**TASK STATEMENT**. Would you restate every entry that follows, word for word, and leave out the pictures?

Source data
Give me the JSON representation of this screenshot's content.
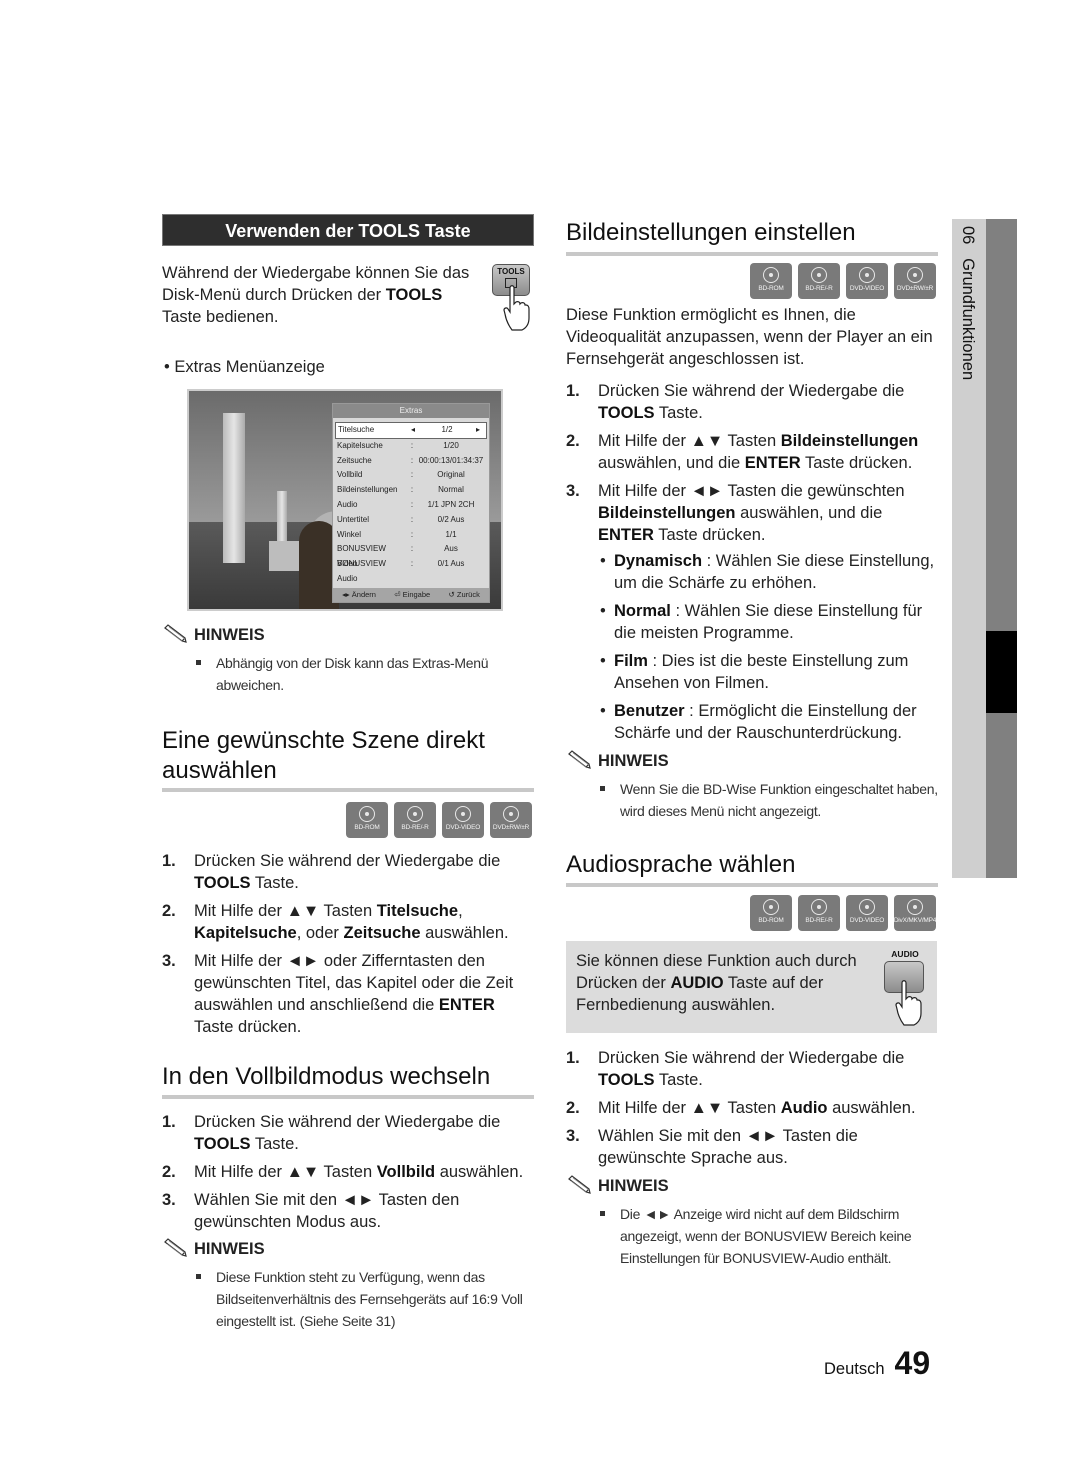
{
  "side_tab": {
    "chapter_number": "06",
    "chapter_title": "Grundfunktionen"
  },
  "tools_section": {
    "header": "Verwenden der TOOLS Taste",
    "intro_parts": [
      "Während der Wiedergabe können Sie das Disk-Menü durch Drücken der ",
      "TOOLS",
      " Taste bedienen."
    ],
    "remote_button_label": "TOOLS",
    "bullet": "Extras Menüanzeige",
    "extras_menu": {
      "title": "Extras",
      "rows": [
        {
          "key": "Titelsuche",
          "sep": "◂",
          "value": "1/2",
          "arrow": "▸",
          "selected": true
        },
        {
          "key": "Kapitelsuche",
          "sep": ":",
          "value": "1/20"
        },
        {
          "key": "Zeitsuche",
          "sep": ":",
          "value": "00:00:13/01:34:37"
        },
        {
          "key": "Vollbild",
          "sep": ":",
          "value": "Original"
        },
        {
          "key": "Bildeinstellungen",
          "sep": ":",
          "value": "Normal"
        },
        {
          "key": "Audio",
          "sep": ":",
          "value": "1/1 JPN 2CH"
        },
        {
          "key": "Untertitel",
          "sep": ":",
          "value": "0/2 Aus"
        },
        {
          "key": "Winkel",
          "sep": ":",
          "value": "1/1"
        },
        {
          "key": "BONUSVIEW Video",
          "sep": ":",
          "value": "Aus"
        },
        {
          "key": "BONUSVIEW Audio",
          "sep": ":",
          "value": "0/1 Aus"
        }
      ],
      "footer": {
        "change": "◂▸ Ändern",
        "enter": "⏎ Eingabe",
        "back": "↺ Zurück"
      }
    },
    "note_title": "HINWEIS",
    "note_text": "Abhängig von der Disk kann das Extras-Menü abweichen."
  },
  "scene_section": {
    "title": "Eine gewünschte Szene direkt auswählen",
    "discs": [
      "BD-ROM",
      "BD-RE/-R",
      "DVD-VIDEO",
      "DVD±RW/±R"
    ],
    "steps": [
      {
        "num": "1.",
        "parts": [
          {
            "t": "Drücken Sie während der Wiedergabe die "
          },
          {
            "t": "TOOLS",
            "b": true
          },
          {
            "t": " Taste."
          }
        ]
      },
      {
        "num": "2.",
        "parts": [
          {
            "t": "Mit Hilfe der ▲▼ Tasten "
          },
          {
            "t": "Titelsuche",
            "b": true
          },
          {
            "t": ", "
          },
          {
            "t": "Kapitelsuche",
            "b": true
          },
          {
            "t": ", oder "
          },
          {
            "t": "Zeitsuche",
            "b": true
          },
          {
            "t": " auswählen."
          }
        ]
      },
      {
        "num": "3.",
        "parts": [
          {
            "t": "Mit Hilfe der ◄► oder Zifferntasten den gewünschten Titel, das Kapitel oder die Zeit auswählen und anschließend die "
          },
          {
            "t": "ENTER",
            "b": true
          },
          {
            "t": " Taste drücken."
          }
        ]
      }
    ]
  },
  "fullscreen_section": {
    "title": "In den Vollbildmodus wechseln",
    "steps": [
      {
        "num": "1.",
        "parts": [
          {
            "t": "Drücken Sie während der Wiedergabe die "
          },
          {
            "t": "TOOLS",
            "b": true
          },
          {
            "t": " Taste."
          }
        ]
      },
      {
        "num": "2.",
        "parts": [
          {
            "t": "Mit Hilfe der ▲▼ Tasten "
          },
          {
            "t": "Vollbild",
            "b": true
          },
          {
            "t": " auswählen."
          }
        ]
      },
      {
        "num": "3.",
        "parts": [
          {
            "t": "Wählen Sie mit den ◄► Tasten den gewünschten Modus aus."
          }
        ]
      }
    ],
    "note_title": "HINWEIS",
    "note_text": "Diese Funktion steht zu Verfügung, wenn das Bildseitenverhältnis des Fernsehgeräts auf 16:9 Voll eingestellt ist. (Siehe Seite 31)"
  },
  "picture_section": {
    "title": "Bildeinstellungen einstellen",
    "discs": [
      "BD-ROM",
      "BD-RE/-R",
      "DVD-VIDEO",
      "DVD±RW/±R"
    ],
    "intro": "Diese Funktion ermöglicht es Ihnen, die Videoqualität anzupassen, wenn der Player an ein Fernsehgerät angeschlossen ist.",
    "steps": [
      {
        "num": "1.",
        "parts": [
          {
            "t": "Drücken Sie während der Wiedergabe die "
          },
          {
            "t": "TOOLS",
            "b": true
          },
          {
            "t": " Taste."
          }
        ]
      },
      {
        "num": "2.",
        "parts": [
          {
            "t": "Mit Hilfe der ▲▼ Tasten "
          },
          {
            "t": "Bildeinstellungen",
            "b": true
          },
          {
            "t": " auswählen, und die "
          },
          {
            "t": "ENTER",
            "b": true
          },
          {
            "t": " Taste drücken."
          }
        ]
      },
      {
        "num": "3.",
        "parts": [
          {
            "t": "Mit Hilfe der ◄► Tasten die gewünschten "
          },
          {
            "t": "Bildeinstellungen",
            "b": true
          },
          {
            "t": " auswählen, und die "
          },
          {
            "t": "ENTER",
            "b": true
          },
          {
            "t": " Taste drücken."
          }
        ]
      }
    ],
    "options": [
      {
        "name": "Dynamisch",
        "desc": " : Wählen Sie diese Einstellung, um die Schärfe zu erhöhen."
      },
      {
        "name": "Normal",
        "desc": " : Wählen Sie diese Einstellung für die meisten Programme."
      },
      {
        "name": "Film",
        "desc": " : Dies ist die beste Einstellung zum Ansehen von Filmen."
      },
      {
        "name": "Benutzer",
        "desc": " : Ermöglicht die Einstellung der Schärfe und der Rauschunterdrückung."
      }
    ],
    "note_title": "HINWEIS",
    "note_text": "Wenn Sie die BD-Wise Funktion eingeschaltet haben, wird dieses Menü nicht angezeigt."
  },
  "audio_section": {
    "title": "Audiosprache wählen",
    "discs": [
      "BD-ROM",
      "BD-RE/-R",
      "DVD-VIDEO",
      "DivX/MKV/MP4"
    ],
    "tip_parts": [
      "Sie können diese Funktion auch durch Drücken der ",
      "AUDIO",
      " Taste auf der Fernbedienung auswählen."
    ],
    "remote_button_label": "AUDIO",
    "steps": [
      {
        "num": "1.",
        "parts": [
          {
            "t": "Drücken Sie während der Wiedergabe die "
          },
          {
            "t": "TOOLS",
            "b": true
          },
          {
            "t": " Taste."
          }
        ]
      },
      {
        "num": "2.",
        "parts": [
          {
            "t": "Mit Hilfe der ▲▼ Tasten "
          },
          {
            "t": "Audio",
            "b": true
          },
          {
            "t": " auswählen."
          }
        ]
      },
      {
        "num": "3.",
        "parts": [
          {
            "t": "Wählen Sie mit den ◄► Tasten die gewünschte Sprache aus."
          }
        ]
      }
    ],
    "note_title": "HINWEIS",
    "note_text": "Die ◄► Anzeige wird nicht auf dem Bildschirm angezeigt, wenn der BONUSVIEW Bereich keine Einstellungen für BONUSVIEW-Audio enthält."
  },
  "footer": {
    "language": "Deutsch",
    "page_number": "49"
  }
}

**COMPLETED TASK**.
Give me the JSON representation of this screenshot's content.
{
  "side_tab": {
    "chapter_number": "06",
    "chapter_title": "Grundfunktionen"
  },
  "tools_section": {
    "header": "Verwenden der TOOLS Taste",
    "intro_parts": [
      "Während der Wiedergabe können Sie das Disk-Menü durch Drücken der ",
      "TOOLS",
      " Taste bedienen."
    ],
    "remote_button_label": "TOOLS",
    "bullet": "Extras Menüanzeige",
    "extras_menu": {
      "title": "Extras",
      "rows": [
        {
          "key": "Titelsuche",
          "sep": "◂",
          "value": "1/2",
          "arrow": "▸",
          "selected": true
        },
        {
          "key": "Kapitelsuche",
          "sep": ":",
          "value": "1/20"
        },
        {
          "key": "Zeitsuche",
          "sep": ":",
          "value": "00:00:13/01:34:37"
        },
        {
          "key": "Vollbild",
          "sep": ":",
          "value": "Original"
        },
        {
          "key": "Bildeinstellungen",
          "sep": ":",
          "value": "Normal"
        },
        {
          "key": "Audio",
          "sep": ":",
          "value": "1/1 JPN 2CH"
        },
        {
          "key": "Untertitel",
          "sep": ":",
          "value": "0/2 Aus"
        },
        {
          "key": "Winkel",
          "sep": ":",
          "value": "1/1"
        },
        {
          "key": "BONUSVIEW Video",
          "sep": ":",
          "value": "Aus"
        },
        {
          "key": "BONUSVIEW Audio",
          "sep": ":",
          "value": "0/1 Aus"
        }
      ],
      "footer": {
        "change": "◂▸ Ändern",
        "enter": "⏎ Eingabe",
        "back": "↺ Zurück"
      }
    },
    "note_title": "HINWEIS",
    "note_text": "Abhängig von der Disk kann das Extras-Menü abweichen."
  },
  "scene_section": {
    "title": "Eine gewünschte Szene direkt auswählen",
    "discs": [
      "BD-ROM",
      "BD-RE/-R",
      "DVD-VIDEO",
      "DVD±RW/±R"
    ],
    "steps": [
      {
        "num": "1.",
        "parts": [
          {
            "t": "Drücken Sie während der Wiedergabe die "
          },
          {
            "t": "TOOLS",
            "b": true
          },
          {
            "t": " Taste."
          }
        ]
      },
      {
        "num": "2.",
        "parts": [
          {
            "t": "Mit Hilfe der ▲▼ Tasten "
          },
          {
            "t": "Titelsuche",
            "b": true
          },
          {
            "t": ", "
          },
          {
            "t": "Kapitelsuche",
            "b": true
          },
          {
            "t": ", oder "
          },
          {
            "t": "Zeitsuche",
            "b": true
          },
          {
            "t": " auswählen."
          }
        ]
      },
      {
        "num": "3.",
        "parts": [
          {
            "t": "Mit Hilfe der ◄► oder Zifferntasten den gewünschten Titel, das Kapitel oder die Zeit auswählen und anschließend die "
          },
          {
            "t": "ENTER",
            "b": true
          },
          {
            "t": " Taste drücken."
          }
        ]
      }
    ]
  },
  "fullscreen_section": {
    "title": "In den Vollbildmodus wechseln",
    "steps": [
      {
        "num": "1.",
        "parts": [
          {
            "t": "Drücken Sie während der Wiedergabe die "
          },
          {
            "t": "TOOLS",
            "b": true
          },
          {
            "t": " Taste."
          }
        ]
      },
      {
        "num": "2.",
        "parts": [
          {
            "t": "Mit Hilfe der ▲▼ Tasten "
          },
          {
            "t": "Vollbild",
            "b": true
          },
          {
            "t": " auswählen."
          }
        ]
      },
      {
        "num": "3.",
        "parts": [
          {
            "t": "Wählen Sie mit den ◄► Tasten den gewünschten Modus aus."
          }
        ]
      }
    ],
    "note_title": "HINWEIS",
    "note_text": "Diese Funktion steht zu Verfügung, wenn das Bildseitenverhältnis des Fernsehgeräts auf 16:9 Voll eingestellt ist. (Siehe Seite 31)"
  },
  "picture_section": {
    "title": "Bildeinstellungen einstellen",
    "discs": [
      "BD-ROM",
      "BD-RE/-R",
      "DVD-VIDEO",
      "DVD±RW/±R"
    ],
    "intro": "Diese Funktion ermöglicht es Ihnen, die Videoqualität anzupassen, wenn der Player an ein Fernsehgerät angeschlossen ist.",
    "steps": [
      {
        "num": "1.",
        "parts": [
          {
            "t": "Drücken Sie während der Wiedergabe die "
          },
          {
            "t": "TOOLS",
            "b": true
          },
          {
            "t": " Taste."
          }
        ]
      },
      {
        "num": "2.",
        "parts": [
          {
            "t": "Mit Hilfe der ▲▼ Tasten "
          },
          {
            "t": "Bildeinstellungen",
            "b": true
          },
          {
            "t": " auswählen, und die "
          },
          {
            "t": "ENTER",
            "b": true
          },
          {
            "t": " Taste drücken."
          }
        ]
      },
      {
        "num": "3.",
        "parts": [
          {
            "t": "Mit Hilfe der ◄► Tasten die gewünschten "
          },
          {
            "t": "Bildeinstellungen",
            "b": true
          },
          {
            "t": " auswählen, und die "
          },
          {
            "t": "ENTER",
            "b": true
          },
          {
            "t": " Taste drücken."
          }
        ]
      }
    ],
    "options": [
      {
        "name": "Dynamisch",
        "desc": " : Wählen Sie diese Einstellung, um die Schärfe zu erhöhen."
      },
      {
        "name": "Normal",
        "desc": " : Wählen Sie diese Einstellung für die meisten Programme."
      },
      {
        "name": "Film",
        "desc": " : Dies ist die beste Einstellung zum Ansehen von Filmen."
      },
      {
        "name": "Benutzer",
        "desc": " : Ermöglicht die Einstellung der Schärfe und der Rauschunterdrückung."
      }
    ],
    "note_title": "HINWEIS",
    "note_text": "Wenn Sie die BD-Wise Funktion eingeschaltet haben, wird dieses Menü nicht angezeigt."
  },
  "audio_section": {
    "title": "Audiosprache wählen",
    "discs": [
      "BD-ROM",
      "BD-RE/-R",
      "DVD-VIDEO",
      "DivX/MKV/MP4"
    ],
    "tip_parts": [
      "Sie können diese Funktion auch durch Drücken der ",
      "AUDIO",
      " Taste auf der Fernbedienung auswählen."
    ],
    "remote_button_label": "AUDIO",
    "steps": [
      {
        "num": "1.",
        "parts": [
          {
            "t": "Drücken Sie während der Wiedergabe die "
          },
          {
            "t": "TOOLS",
            "b": true
          },
          {
            "t": " Taste."
          }
        ]
      },
      {
        "num": "2.",
        "parts": [
          {
            "t": "Mit Hilfe der ▲▼ Tasten "
          },
          {
            "t": "Audio",
            "b": true
          },
          {
            "t": " auswählen."
          }
        ]
      },
      {
        "num": "3.",
        "parts": [
          {
            "t": "Wählen Sie mit den ◄► Tasten die gewünschte Sprache aus."
          }
        ]
      }
    ],
    "note_title": "HINWEIS",
    "note_text": "Die ◄► Anzeige wird nicht auf dem Bildschirm angezeigt, wenn der BONUSVIEW Bereich keine Einstellungen für BONUSVIEW-Audio enthält."
  },
  "footer": {
    "language": "Deutsch",
    "page_number": "49"
  }
}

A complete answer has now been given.